*Aim of the task:*
Read the data and repeat all of it exactly.

*Data provided:*

┌────────

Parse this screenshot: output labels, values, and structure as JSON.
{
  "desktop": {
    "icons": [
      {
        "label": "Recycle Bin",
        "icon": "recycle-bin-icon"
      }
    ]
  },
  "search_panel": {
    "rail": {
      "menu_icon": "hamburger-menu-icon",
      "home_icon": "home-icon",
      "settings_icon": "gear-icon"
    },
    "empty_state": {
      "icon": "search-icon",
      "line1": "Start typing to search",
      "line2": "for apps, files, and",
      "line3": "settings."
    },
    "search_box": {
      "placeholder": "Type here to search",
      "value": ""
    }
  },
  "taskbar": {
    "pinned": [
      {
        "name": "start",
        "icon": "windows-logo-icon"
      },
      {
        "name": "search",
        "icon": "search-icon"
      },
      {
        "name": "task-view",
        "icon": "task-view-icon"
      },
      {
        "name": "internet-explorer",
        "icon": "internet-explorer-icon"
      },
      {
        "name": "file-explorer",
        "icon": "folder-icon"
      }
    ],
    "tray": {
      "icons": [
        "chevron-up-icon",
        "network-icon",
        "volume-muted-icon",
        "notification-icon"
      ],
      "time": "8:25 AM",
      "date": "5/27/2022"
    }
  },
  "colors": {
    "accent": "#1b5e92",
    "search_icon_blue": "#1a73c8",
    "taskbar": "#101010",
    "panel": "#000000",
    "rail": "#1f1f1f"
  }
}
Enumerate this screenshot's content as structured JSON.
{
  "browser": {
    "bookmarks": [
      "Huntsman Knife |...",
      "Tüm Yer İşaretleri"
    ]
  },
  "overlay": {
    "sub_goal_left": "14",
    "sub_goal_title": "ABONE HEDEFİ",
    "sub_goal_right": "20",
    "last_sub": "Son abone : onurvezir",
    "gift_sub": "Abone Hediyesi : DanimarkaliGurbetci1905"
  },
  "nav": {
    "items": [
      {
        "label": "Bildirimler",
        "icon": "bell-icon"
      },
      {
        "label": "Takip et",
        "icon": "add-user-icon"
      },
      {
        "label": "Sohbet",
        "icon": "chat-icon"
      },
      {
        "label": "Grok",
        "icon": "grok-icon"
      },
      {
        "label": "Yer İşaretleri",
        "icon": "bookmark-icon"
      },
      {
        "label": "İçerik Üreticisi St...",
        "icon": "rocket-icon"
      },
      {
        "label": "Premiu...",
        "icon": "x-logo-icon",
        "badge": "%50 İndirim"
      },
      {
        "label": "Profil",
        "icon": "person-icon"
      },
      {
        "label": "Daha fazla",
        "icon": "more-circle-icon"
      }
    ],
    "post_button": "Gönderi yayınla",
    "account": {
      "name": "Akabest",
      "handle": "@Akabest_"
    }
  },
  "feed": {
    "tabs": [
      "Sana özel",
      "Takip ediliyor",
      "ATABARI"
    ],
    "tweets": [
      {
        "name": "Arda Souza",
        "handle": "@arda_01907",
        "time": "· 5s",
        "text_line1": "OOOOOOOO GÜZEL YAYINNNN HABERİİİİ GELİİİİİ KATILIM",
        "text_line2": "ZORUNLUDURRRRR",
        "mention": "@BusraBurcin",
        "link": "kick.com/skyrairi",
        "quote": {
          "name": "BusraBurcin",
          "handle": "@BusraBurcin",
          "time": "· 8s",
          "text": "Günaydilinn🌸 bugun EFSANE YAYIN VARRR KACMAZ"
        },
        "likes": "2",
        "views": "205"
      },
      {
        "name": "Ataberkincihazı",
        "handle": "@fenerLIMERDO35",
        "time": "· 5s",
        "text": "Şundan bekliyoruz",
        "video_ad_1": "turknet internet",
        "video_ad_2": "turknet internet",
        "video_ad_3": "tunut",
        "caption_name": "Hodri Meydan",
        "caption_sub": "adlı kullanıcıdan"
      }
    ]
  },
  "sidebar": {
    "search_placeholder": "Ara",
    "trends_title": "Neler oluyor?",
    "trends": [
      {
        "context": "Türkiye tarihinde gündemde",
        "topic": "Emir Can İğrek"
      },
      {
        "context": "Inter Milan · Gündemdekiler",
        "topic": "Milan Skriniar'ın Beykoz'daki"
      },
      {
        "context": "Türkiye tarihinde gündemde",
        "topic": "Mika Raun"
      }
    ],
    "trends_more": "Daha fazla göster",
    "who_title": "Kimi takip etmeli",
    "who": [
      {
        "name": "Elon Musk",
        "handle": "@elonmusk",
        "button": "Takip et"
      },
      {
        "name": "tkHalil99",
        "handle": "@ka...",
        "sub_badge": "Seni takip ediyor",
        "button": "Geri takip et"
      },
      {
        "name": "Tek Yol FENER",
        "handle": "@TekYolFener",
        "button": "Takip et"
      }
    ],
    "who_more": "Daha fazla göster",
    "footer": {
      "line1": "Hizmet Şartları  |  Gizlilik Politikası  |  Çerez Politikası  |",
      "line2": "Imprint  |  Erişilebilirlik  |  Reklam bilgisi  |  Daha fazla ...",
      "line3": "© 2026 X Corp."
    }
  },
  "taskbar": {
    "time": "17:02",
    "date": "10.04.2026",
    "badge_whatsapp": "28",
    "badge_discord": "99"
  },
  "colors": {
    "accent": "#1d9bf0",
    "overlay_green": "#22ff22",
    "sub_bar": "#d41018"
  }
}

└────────

*Reply to the task:*
Parse this screenshot: output labels, values, and structure as JSON.
{
  "desktop": {
    "icons": [
      {
        "label": "Recycle Bin",
        "icon": "recycle-bin-icon"
      }
    ]
  },
  "search_panel": {
    "rail": {
      "menu_icon": "hamburger-menu-icon",
      "home_icon": "home-icon",
      "settings_icon": "gear-icon"
    },
    "empty_state": {
      "icon": "search-icon",
      "line1": "Start typing to search",
      "line2": "for apps, files, and",
      "line3": "settings."
    },
    "search_box": {
      "placeholder": "Type here to search",
      "value": ""
    }
  },
  "taskbar": {
    "pinned": [
      {
        "name": "start",
        "icon": "windows-logo-icon"
      },
      {
        "name": "search",
        "icon": "search-icon"
      },
      {
        "name": "task-view",
        "icon": "task-view-icon"
      },
      {
        "name": "internet-explorer",
        "icon": "internet-explorer-icon"
      },
      {
        "name": "file-explorer",
        "icon": "folder-icon"
      }
    ],
    "tray": {
      "icons": [
        "chevron-up-icon",
        "network-icon",
        "volume-muted-icon",
        "notification-icon"
      ],
      "time": "8:25 AM",
      "date": "5/27/2022"
    }
  },
  "colors": {
    "accent": "#1b5e92",
    "search_icon_blue": "#1a73c8",
    "taskbar": "#101010",
    "panel": "#000000",
    "rail": "#1f1f1f"
  }
}
Enumerate this screenshot's content as structured JSON.
{
  "browser": {
    "bookmarks": [
      "Huntsman Knife |...",
      "Tüm Yer İşaretleri"
    ]
  },
  "overlay": {
    "sub_goal_left": "14",
    "sub_goal_title": "ABONE HEDEFİ",
    "sub_goal_right": "20",
    "last_sub": "Son abone : onurvezir",
    "gift_sub": "Abone Hediyesi : DanimarkaliGurbetci1905"
  },
  "nav": {
    "items": [
      {
        "label": "Bildirimler",
        "icon": "bell-icon"
      },
      {
        "label": "Takip et",
        "icon": "add-user-icon"
      },
      {
        "label": "Sohbet",
        "icon": "chat-icon"
      },
      {
        "label": "Grok",
        "icon": "grok-icon"
      },
      {
        "label": "Yer İşaretleri",
        "icon": "bookmark-icon"
      },
      {
        "label": "İçerik Üreticisi St...",
        "icon": "rocket-icon"
      },
      {
        "label": "Premiu...",
        "icon": "x-logo-icon",
        "badge": "%50 İndirim"
      },
      {
        "label": "Profil",
        "icon": "person-icon"
      },
      {
        "label": "Daha fazla",
        "icon": "more-circle-icon"
      }
    ],
    "post_button": "Gönderi yayınla",
    "account": {
      "name": "Akabest",
      "handle": "@Akabest_"
    }
  },
  "feed": {
    "tabs": [
      "Sana özel",
      "Takip ediliyor",
      "ATABARI"
    ],
    "tweets": [
      {
        "name": "Arda Souza",
        "handle": "@arda_01907",
        "time": "· 5s",
        "text_line1": "OOOOOOOO GÜZEL YAYINNNN HABERİİİİ GELİİİİİ KATILIM",
        "text_line2": "ZORUNLUDURRRRR",
        "mention": "@BusraBurcin",
        "link": "kick.com/skyrairi",
        "quote": {
          "name": "BusraBurcin",
          "handle": "@BusraBurcin",
          "time": "· 8s",
          "text": "Günaydilinn🌸 bugun EFSANE YAYIN VARRR KACMAZ"
        },
        "likes": "2",
        "views": "205"
      },
      {
        "name": "Ataberkincihazı",
        "handle": "@fenerLIMERDO35",
        "time": "· 5s",
        "text": "Şundan bekliyoruz",
        "video_ad_1": "turknet internet",
        "video_ad_2": "turknet internet",
        "video_ad_3": "tunut",
        "caption_name": "Hodri Meydan",
        "caption_sub": "adlı kullanıcıdan"
      }
    ]
  },
  "sidebar": {
    "search_placeholder": "Ara",
    "trends_title": "Neler oluyor?",
    "trends": [
      {
        "context": "Türkiye tarihinde gündemde",
        "topic": "Emir Can İğrek"
      },
      {
        "context": "Inter Milan · Gündemdekiler",
        "topic": "Milan Skriniar'ın Beykoz'daki"
      },
      {
        "context": "Türkiye tarihinde gündemde",
        "topic": "Mika Raun"
      }
    ],
    "trends_more": "Daha fazla göster",
    "who_title": "Kimi takip etmeli",
    "who": [
      {
        "name": "Elon Musk",
        "handle": "@elonmusk",
        "button": "Takip et"
      },
      {
        "name": "tkHalil99",
        "handle": "@ka...",
        "sub_badge": "Seni takip ediyor",
        "button": "Geri takip et"
      },
      {
        "name": "Tek Yol FENER",
        "handle": "@TekYolFener",
        "button": "Takip et"
      }
    ],
    "who_more": "Daha fazla göster",
    "footer": {
      "line1": "Hizmet Şartları  |  Gizlilik Politikası  |  Çerez Politikası  |",
      "line2": "Imprint  |  Erişilebilirlik  |  Reklam bilgisi  |  Daha fazla ...",
      "line3": "© 2026 X Corp."
    }
  },
  "taskbar": {
    "time": "17:02",
    "date": "10.04.2026",
    "badge_whatsapp": "28",
    "badge_discord": "99"
  },
  "colors": {
    "accent": "#1d9bf0",
    "overlay_green": "#22ff22",
    "sub_bar": "#d41018"
  }
}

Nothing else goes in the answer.